Low Water Requirement Plants
Plants that require low levels of water are often called drought tolerant. Drought-tolerant plants can thrive in hot, dry conditions with very little water. They include both perennials and annuals. Most drought-tolerant plants only have to be hand-watered when they are planted and while they are establishing themselves. After that, they can be left to the natural cycle of the elements. Popular drought tolerant trees include the red cedar. live oak, crape myrtle, and the windmill and saw palmetto palm trees. All citrus trees are also drought tolerant. Many homeowners in areas prone to drought, such as parts of the southern United States, use shrubs and ground covering vines as part of their landscaping. These include Texas sage, orange jasmine and Chinese fountain grass. There are not many perennial drought-tolerant plants, but amaryllis is one that is very popular, along with the African iris. Popular drought-olerant annuals include marigold, cosmos and the Dahlberg daisy.
Mid-Level Water Requirement Plants
Most plants land in this range when it comes to water requirements. These plants do not need to be watered every day, but they need to be watered when the soil has been dry for over a week or two. Sometimes these plants are classified as plants lying in the "occasional water zone". These include popular plants such as geraniums, most roses, wisteria, clematis and other vine plants, sunflowers, spring flowering bulbs, and most flowering perennial shrubs. Note that flowering annuals planted in containers will need watering at least once or twice a week, while annuals planted in the ground will need watering less often.
High Water Requirement Plants
Some plants require large amounts of water. These plants typically grow in marshy areas or bogs, or along the banks of rivers, streams and lakes. The soil for these plants should always be kept moist. Standing water is not a concern for these plants, so you don't have to worry about root rot. Perennials are especially good for wet areas because they don't have to be replanted year after year, which can be difficult in marshy areas. Popular perennials for wet soil include iris plants, cannas, bee balms, ferns, and bog salvia. Aquatic mint is a pleasant ground cover that likes wet soil. The red osier dogwood does very well in wet conditions. Most annual flowering plants also do well in constantly moist soil.
- Tall Perennials for Shade
- The Best Ground Cover for Absorbing Ground Water
- Bulb Gardens in Texas
- Xeriscape Plants for Florida
- The Best Plants for the Ocala, Florida, Climate
- Types of Lawn Grass in New Jersey

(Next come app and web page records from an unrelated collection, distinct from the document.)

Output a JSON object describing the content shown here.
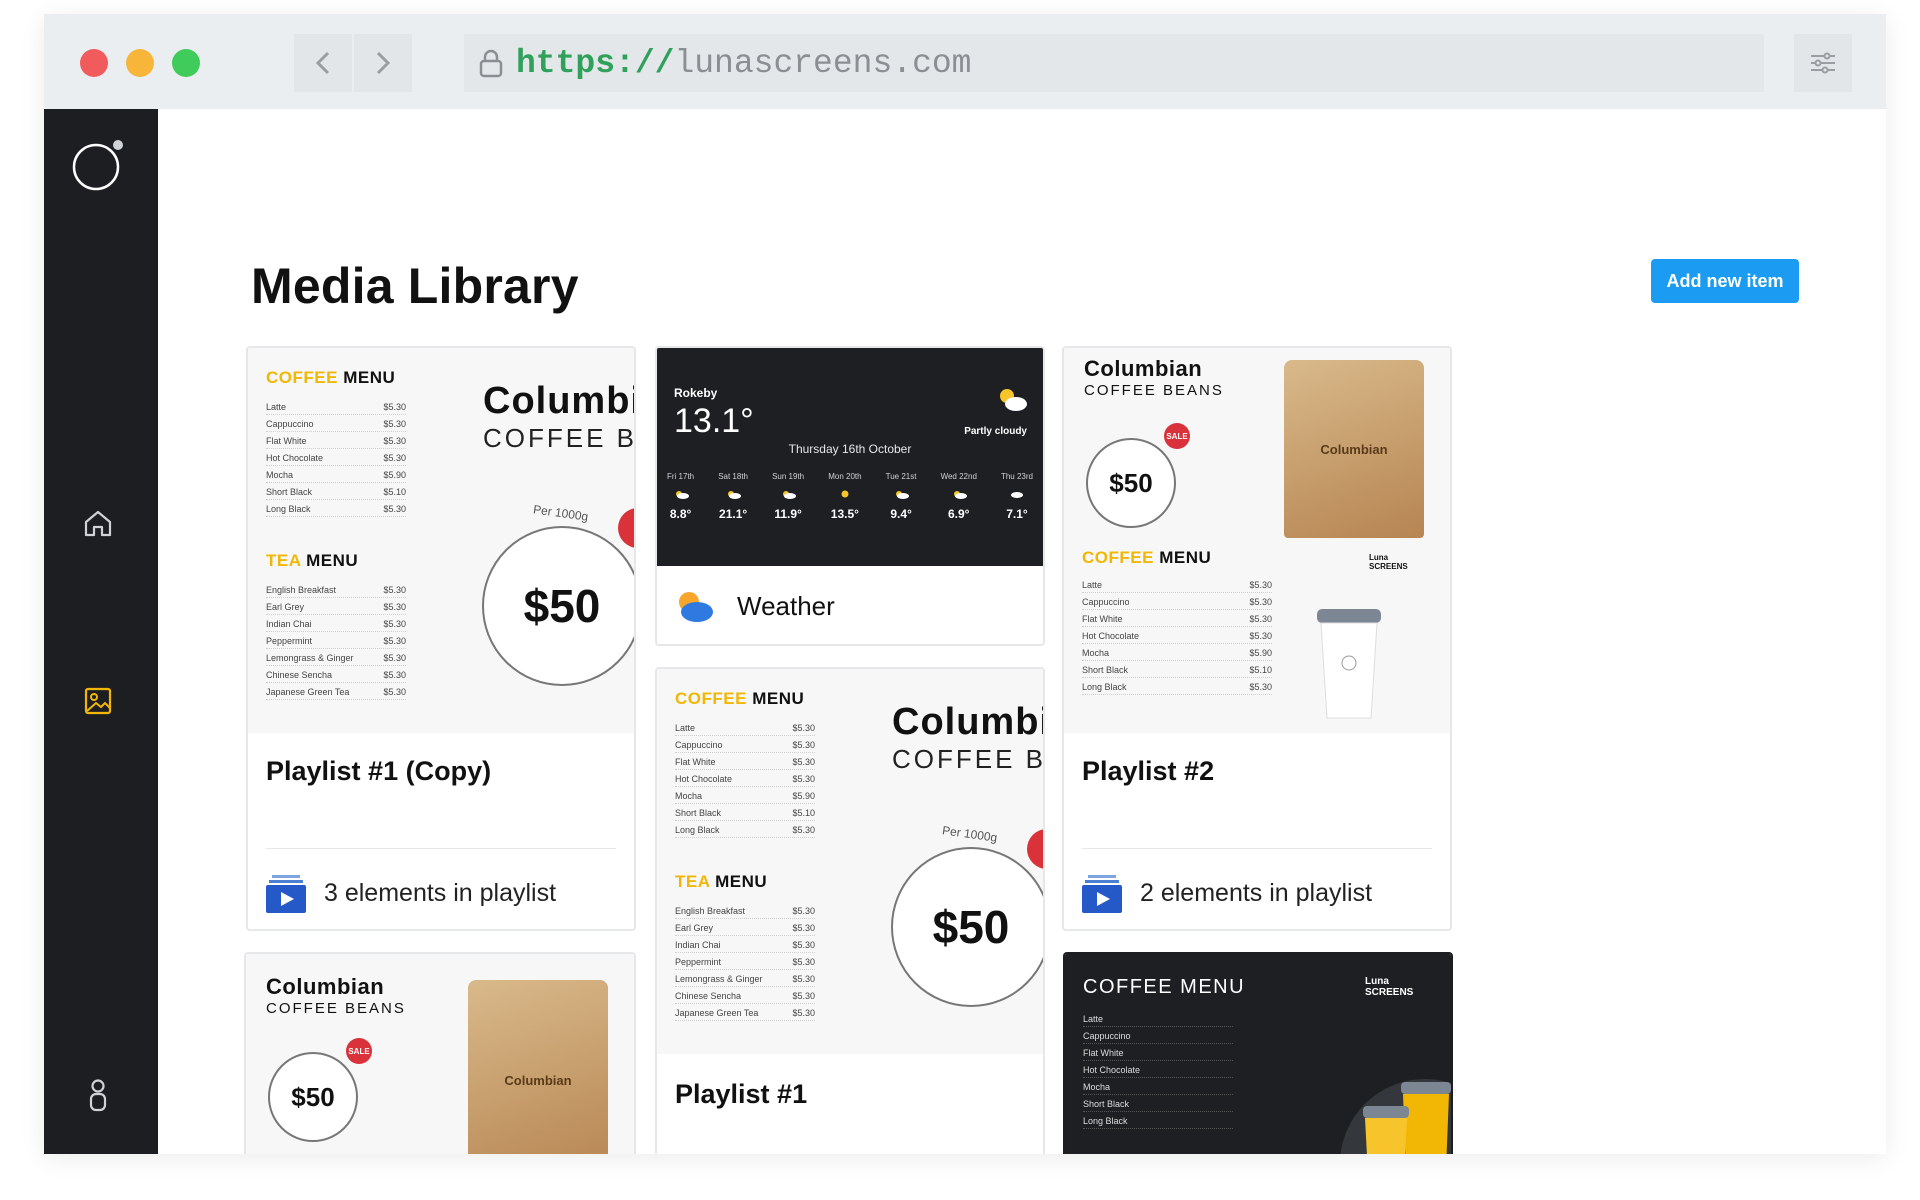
{
  "browser": {
    "url_scheme": "https://",
    "url_host": "lunascreens.com",
    "traffic_lights": {
      "close": "#f15b5b",
      "minimize": "#f7b63a",
      "maximize": "#3fcc5a"
    }
  },
  "sidebar": {
    "items": [
      {
        "name": "home",
        "icon": "home-icon",
        "active": false
      },
      {
        "name": "media",
        "icon": "image-icon",
        "active": true
      },
      {
        "name": "account",
        "icon": "user-icon",
        "active": false
      }
    ],
    "active_color": "#f2b705"
  },
  "page": {
    "title": "Media Library",
    "add_button": "Add new item",
    "accent": "#1b9cf2"
  },
  "cards": [
    {
      "title": "Playlist #1 (Copy)",
      "footer": "3 elements in playlist"
    },
    {
      "title": "Weather"
    },
    {
      "title": "Playlist #2",
      "footer": "2 elements in playlist"
    },
    {
      "title": "Playlist #1"
    }
  ],
  "coffee_menu": {
    "heading_a": "COFFEE",
    "heading_b": "MENU",
    "items": [
      {
        "name": "Latte",
        "price": "$5.30"
      },
      {
        "name": "Cappuccino",
        "price": "$5.30"
      },
      {
        "name": "Flat White",
        "price": "$5.30"
      },
      {
        "name": "Hot Chocolate",
        "price": "$5.30"
      },
      {
        "name": "Mocha",
        "price": "$5.90"
      },
      {
        "name": "Short Black",
        "price": "$5.10"
      },
      {
        "name": "Long Black",
        "price": "$5.30"
      }
    ]
  },
  "tea_menu": {
    "heading_a": "TEA",
    "heading_b": "MENU",
    "items": [
      {
        "name": "English Breakfast",
        "price": "$5.30"
      },
      {
        "name": "Earl Grey",
        "price": "$5.30"
      },
      {
        "name": "Indian Chai",
        "price": "$5.30"
      },
      {
        "name": "Peppermint",
        "price": "$5.30"
      },
      {
        "name": "Lemongrass & Ginger",
        "price": "$5.30"
      },
      {
        "name": "Chinese Sencha",
        "price": "$5.30"
      },
      {
        "name": "Japanese Green Tea",
        "price": "$5.30"
      }
    ]
  },
  "promo": {
    "brand": "Columbian",
    "sub": "COFFEE BEANS",
    "per": "Per 1000g",
    "price": "$50",
    "sale": "SALE",
    "bag_label": "Columbian",
    "bag_weight": "1000g",
    "luna_label": "Luna SCREENS"
  },
  "weather": {
    "city": "Rokeby",
    "temp": "13.1°",
    "condition": "Partly cloudy",
    "date": "Thursday 16th October",
    "days": [
      {
        "day": "Fri 17th",
        "temp": "8.8°"
      },
      {
        "day": "Sat 18th",
        "temp": "21.1°"
      },
      {
        "day": "Sun 19th",
        "temp": "11.9°"
      },
      {
        "day": "Mon 20th",
        "temp": "13.5°"
      },
      {
        "day": "Tue 21st",
        "temp": "9.4°"
      },
      {
        "day": "Wed 22nd",
        "temp": "6.9°"
      },
      {
        "day": "Thu 23rd",
        "temp": "7.1°"
      }
    ]
  },
  "dark_menu": {
    "heading": "COFFEE MENU",
    "luna": "Luna SCREENS",
    "items": [
      "Latte",
      "Cappuccino",
      "Flat White",
      "Hot Chocolate",
      "Mocha",
      "Short Black",
      "Long Black"
    ]
  }
}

- What Are Examples of Perennial Plants?
- Plants That Need a Lot of Water
- Common Weeds in Bermuda Grass
- Drought Tolerant Shade Plants
- The General Care of a Salvia Plant
- Central Florida Landscaping Ideas